App and web page records
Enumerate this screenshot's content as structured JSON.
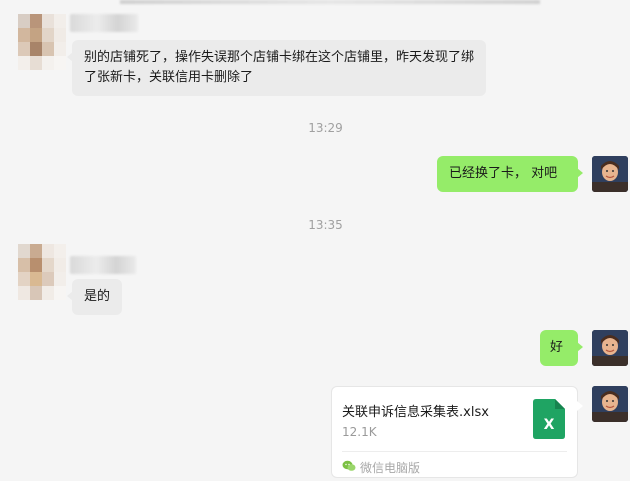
{
  "messages": [
    {
      "text": "别的店铺死了，操作失误那个店铺卡绑在这个店铺里，昨天发现了绑了张新卡，关联信用卡删除了"
    },
    {
      "time": "13:29"
    },
    {
      "text": "已经换了卡， 对吧"
    },
    {
      "time": "13:35"
    },
    {
      "text": "是的"
    },
    {
      "text": "好"
    },
    {
      "file": {
        "name": "关联申诉信息采集表.xlsx",
        "size": "12.1K",
        "source": "微信电脑版",
        "icon": "excel-icon",
        "icon_letter": "X"
      }
    }
  ],
  "colors": {
    "incoming_bubble": "#ebebeb",
    "outgoing_bubble": "#95ec69",
    "background": "#f5f5f5",
    "excel_green": "#1fa463"
  }
}
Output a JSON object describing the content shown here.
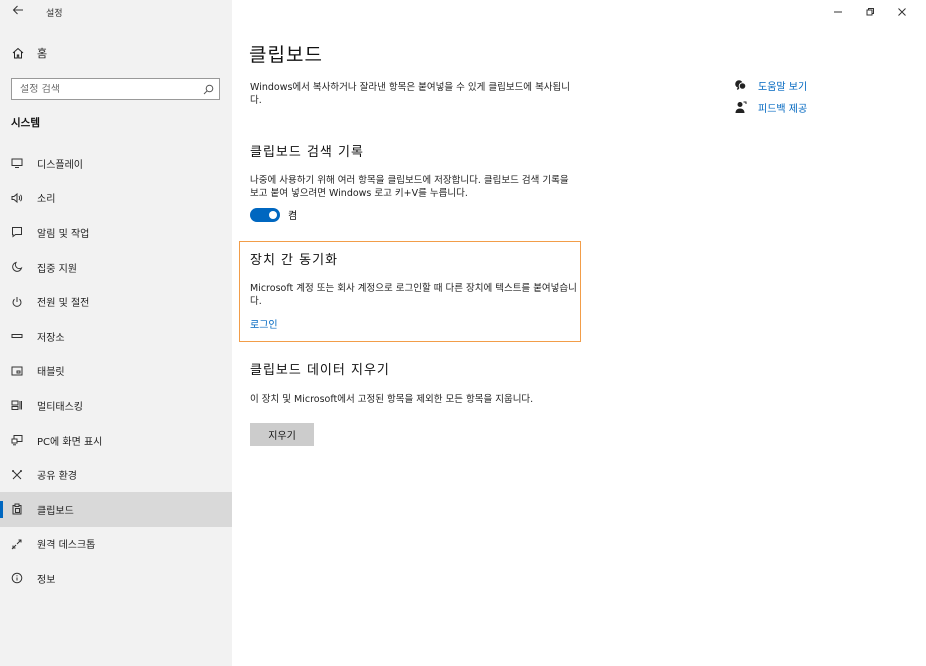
{
  "window": {
    "title": "설정"
  },
  "sidebar": {
    "home_label": "홈",
    "search_placeholder": "설정 검색",
    "section_title": "시스템",
    "items": [
      {
        "label": "디스플레이",
        "icon": "display-icon"
      },
      {
        "label": "소리",
        "icon": "speaker-icon"
      },
      {
        "label": "알림 및 작업",
        "icon": "notification-icon"
      },
      {
        "label": "집중 지원",
        "icon": "moon-icon"
      },
      {
        "label": "전원 및 절전",
        "icon": "power-icon"
      },
      {
        "label": "저장소",
        "icon": "storage-icon"
      },
      {
        "label": "태블릿",
        "icon": "tablet-icon"
      },
      {
        "label": "멀티태스킹",
        "icon": "multitasking-icon"
      },
      {
        "label": "PC에 화면 표시",
        "icon": "project-icon"
      },
      {
        "label": "공유 환경",
        "icon": "shared-experiences-icon"
      },
      {
        "label": "클립보드",
        "icon": "clipboard-icon",
        "selected": true
      },
      {
        "label": "원격 데스크톱",
        "icon": "remote-desktop-icon"
      },
      {
        "label": "정보",
        "icon": "info-icon"
      }
    ]
  },
  "main": {
    "title": "클립보드",
    "intro": "Windows에서 복사하거나 잘라낸 항목은 붙여넣을 수 있게 클립보드에 복사됩니다.",
    "history": {
      "heading": "클립보드 검색 기록",
      "desc": "나중에 사용하기 위해 여러 항목을 클립보드에 저장합니다. 클립보드 검색 기록을 보고 붙여 넣으려면 Windows 로고 키+V를 누릅니다.",
      "toggle_label": "켬",
      "toggle_on": true
    },
    "sync": {
      "heading": "장치 간 동기화",
      "desc": "Microsoft 계정 또는 회사 계정으로 로그인할 때 다른 장치에 텍스트를 붙여넣습니다.",
      "link": "로그인"
    },
    "clear": {
      "heading": "클립보드 데이터 지우기",
      "desc": "이 장치 및 Microsoft에서 고정된 항목을 제외한 모든 항목을 지웁니다.",
      "button": "지우기"
    }
  },
  "help": {
    "get_help": "도움말 보기",
    "feedback": "피드백 제공"
  },
  "colors": {
    "accent": "#0067c0",
    "highlight_border": "#f29d49",
    "sidebar_bg": "#f2f2f2"
  }
}
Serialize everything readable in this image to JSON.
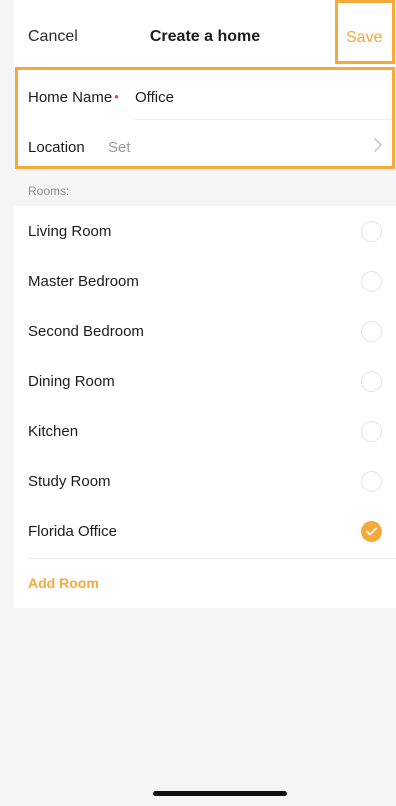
{
  "header": {
    "cancel_label": "Cancel",
    "title": "Create a home",
    "save_label": "Save"
  },
  "form": {
    "home_name_label": "Home Name",
    "required_mark": "•",
    "home_name_value": "Office",
    "location_label": "Location",
    "location_value": "Set"
  },
  "rooms": {
    "section_label": "Rooms:",
    "items": [
      {
        "label": "Living Room",
        "selected": false
      },
      {
        "label": "Master Bedroom",
        "selected": false
      },
      {
        "label": "Second Bedroom",
        "selected": false
      },
      {
        "label": "Dining Room",
        "selected": false
      },
      {
        "label": "Kitchen",
        "selected": false
      },
      {
        "label": "Study Room",
        "selected": false
      },
      {
        "label": "Florida Office",
        "selected": true
      }
    ],
    "add_room_label": "Add Room"
  },
  "colors": {
    "accent": "#f5a93a",
    "required": "#e64a4a",
    "background": "#f5f5f7"
  },
  "icons": {
    "location_chevron": "chevron-right-icon",
    "selected_check": "checkmark-icon"
  }
}
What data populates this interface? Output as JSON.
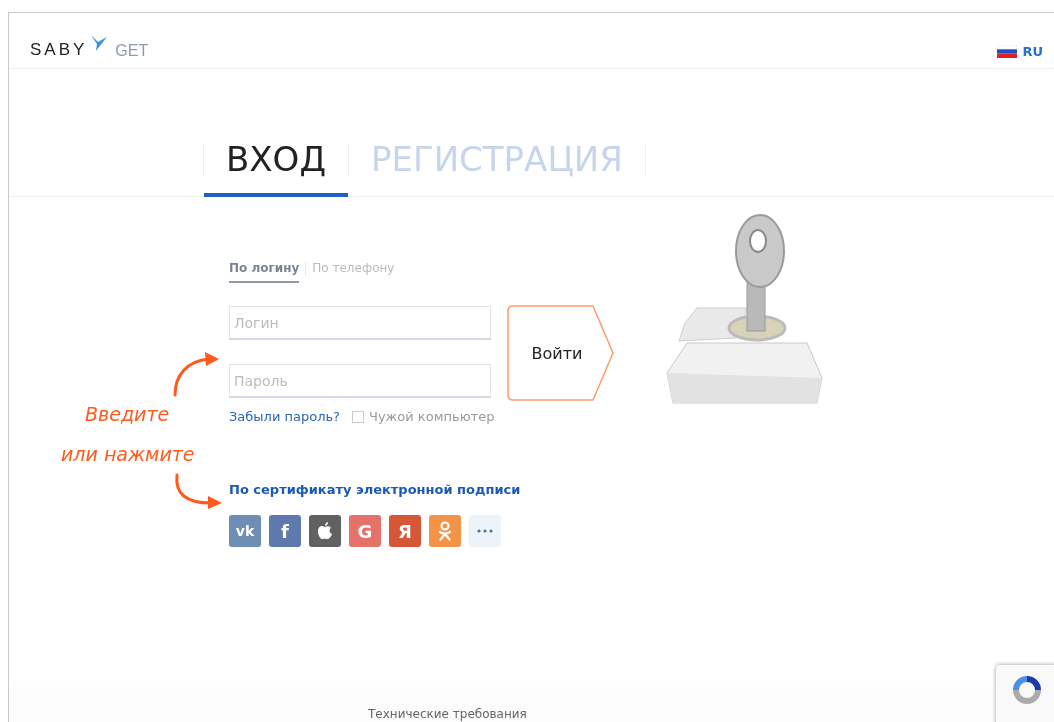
{
  "header": {
    "logo": {
      "brand": "SABY",
      "product": "GET"
    },
    "language": {
      "code": "RU"
    }
  },
  "tabs": [
    {
      "label": "ВХОД",
      "selected": true
    },
    {
      "label": "РЕГИСТРАЦИЯ",
      "selected": false
    }
  ],
  "login_mode_tabs": [
    {
      "label": "По логину",
      "selected": true
    },
    {
      "label": "По телефону",
      "selected": false
    }
  ],
  "form": {
    "login": {
      "placeholder": "Логин"
    },
    "password": {
      "placeholder": "Пароль"
    },
    "submit": "Войти",
    "forgot_link": "Забыли пароль?",
    "foreign_computer": {
      "label": "Чужой компьютер",
      "checked": false
    }
  },
  "annotation": {
    "lines": [
      "Введите",
      "или нажмите"
    ]
  },
  "certificate_link": "По сертификату электронной подписи",
  "social_buttons": [
    {
      "kind": "vk",
      "label": "vk",
      "color": "#6f8eb4"
    },
    {
      "kind": "facebook",
      "label": "f",
      "color": "#5e79ae"
    },
    {
      "kind": "apple",
      "color": "#616161"
    },
    {
      "kind": "google",
      "label": "G",
      "color": "#e4716a"
    },
    {
      "kind": "yandex",
      "label": "Я",
      "color": "#d65638"
    },
    {
      "kind": "ok",
      "color": "#f29347"
    },
    {
      "kind": "more",
      "color": "#eef3fa"
    }
  ],
  "footer": {
    "link": "Технические требования"
  }
}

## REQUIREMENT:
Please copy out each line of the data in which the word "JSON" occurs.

## OUTPUT OF THE EXERCISE:
Enumerate this screenshot's content as structured JSON.
Output a JSON object describing the content shown here.
Serialize everything readable in this image to JSON.
What data populates this interface? Output as JSON.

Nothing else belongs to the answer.